- REQUIREMENT
State, as a bare number, how many lines below contain "title".

- Data about app and page elements
::::

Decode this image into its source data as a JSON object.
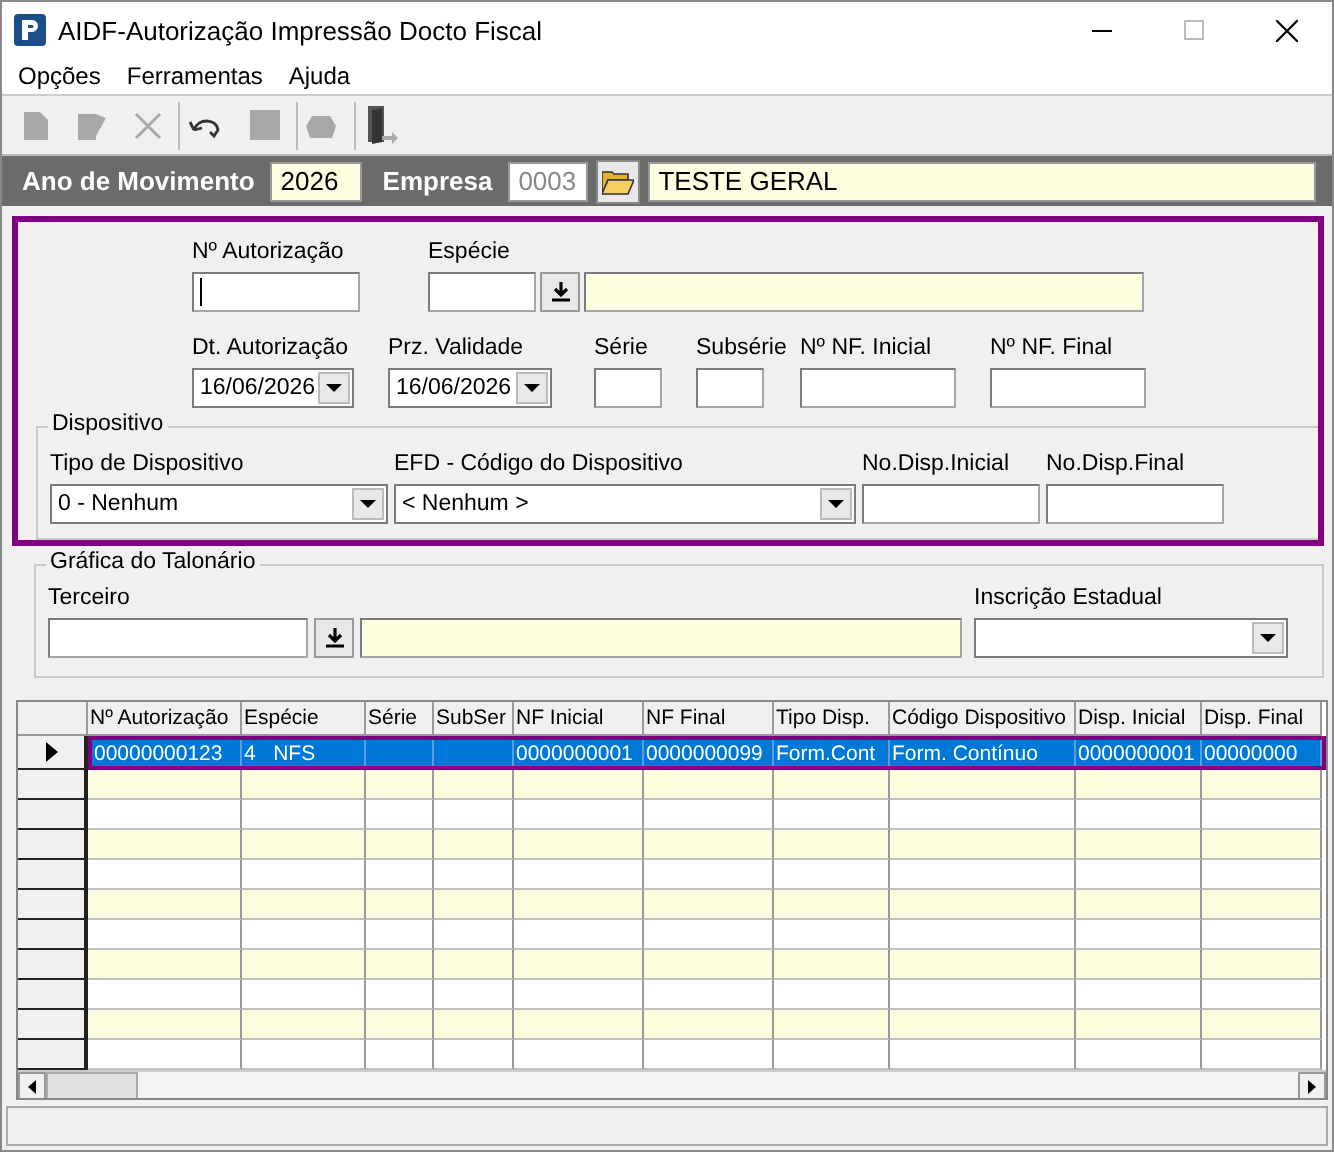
{
  "window": {
    "title": "AIDF-Autorização Impressão Docto Fiscal"
  },
  "window_controls": [
    {
      "kind": "minimize",
      "disabled": false
    },
    {
      "kind": "maximize",
      "disabled": true
    },
    {
      "kind": "close",
      "disabled": false
    }
  ],
  "menu": [
    "Opções",
    "Ferramentas",
    "Ajuda"
  ],
  "toolbar": [
    [
      {
        "kind": "new",
        "disabled": true
      },
      {
        "kind": "edit",
        "disabled": true
      },
      {
        "kind": "delete",
        "disabled": true
      }
    ],
    [
      {
        "kind": "undo",
        "disabled": false
      },
      {
        "kind": "stop",
        "disabled": true
      }
    ],
    [
      {
        "kind": "print",
        "disabled": true
      }
    ],
    [
      {
        "kind": "exit",
        "disabled": false
      }
    ]
  ],
  "header": {
    "year_label": "Ano de Movimento",
    "year": "2026",
    "company_label": "Empresa",
    "company_code": "0003",
    "company_code_disabled": true,
    "company_name": "TESTE GERAL"
  },
  "authorization": {
    "nr_autorizacao": {
      "label": "Nº Autorização",
      "focused": true
    },
    "especie": {
      "label": "Espécie"
    },
    "dt_autorizacao": {
      "label": "Dt. Autorização",
      "value": "16/06/2026"
    },
    "prz_validade": {
      "label": "Prz. Validade",
      "value": "16/06/2026"
    },
    "serie": {
      "label": "Série"
    },
    "subserie": {
      "label": "Subsérie"
    },
    "nf_inicial": {
      "label": "Nº NF. Inicial"
    },
    "nf_final": {
      "label": "Nº NF. Final"
    }
  },
  "dispositivo": {
    "title": "Dispositivo",
    "tipo": {
      "label": "Tipo de Dispositivo",
      "value": "0 - Nenhum"
    },
    "efd": {
      "label": "EFD - Código do Dispositivo",
      "value": "< Nenhum >"
    },
    "disp_inicial": {
      "label": "No.Disp.Inicial"
    },
    "disp_final": {
      "label": "No.Disp.Final"
    }
  },
  "grafica": {
    "title": "Gráfica do Talonário",
    "terceiro": {
      "label": "Terceiro"
    },
    "inscricao": {
      "label": "Inscrição Estadual"
    }
  },
  "table": {
    "columns": [
      "Nº Autorização",
      "Espécie",
      "Série",
      "SubSer",
      "NF Inicial",
      "NF Final",
      "Tipo Disp.",
      "Código Dispositivo",
      "Disp. Inicial",
      "Disp. Final"
    ],
    "rows": [
      {
        "selected": true,
        "cells": [
          "00000000123",
          "4   NFS",
          null,
          null,
          "0000000001",
          "0000000099",
          "Form.Cont",
          "Form. Contínuo",
          "0000000001",
          "00000000"
        ]
      }
    ]
  }
}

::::

- RESPONSE TO THIS TASK
3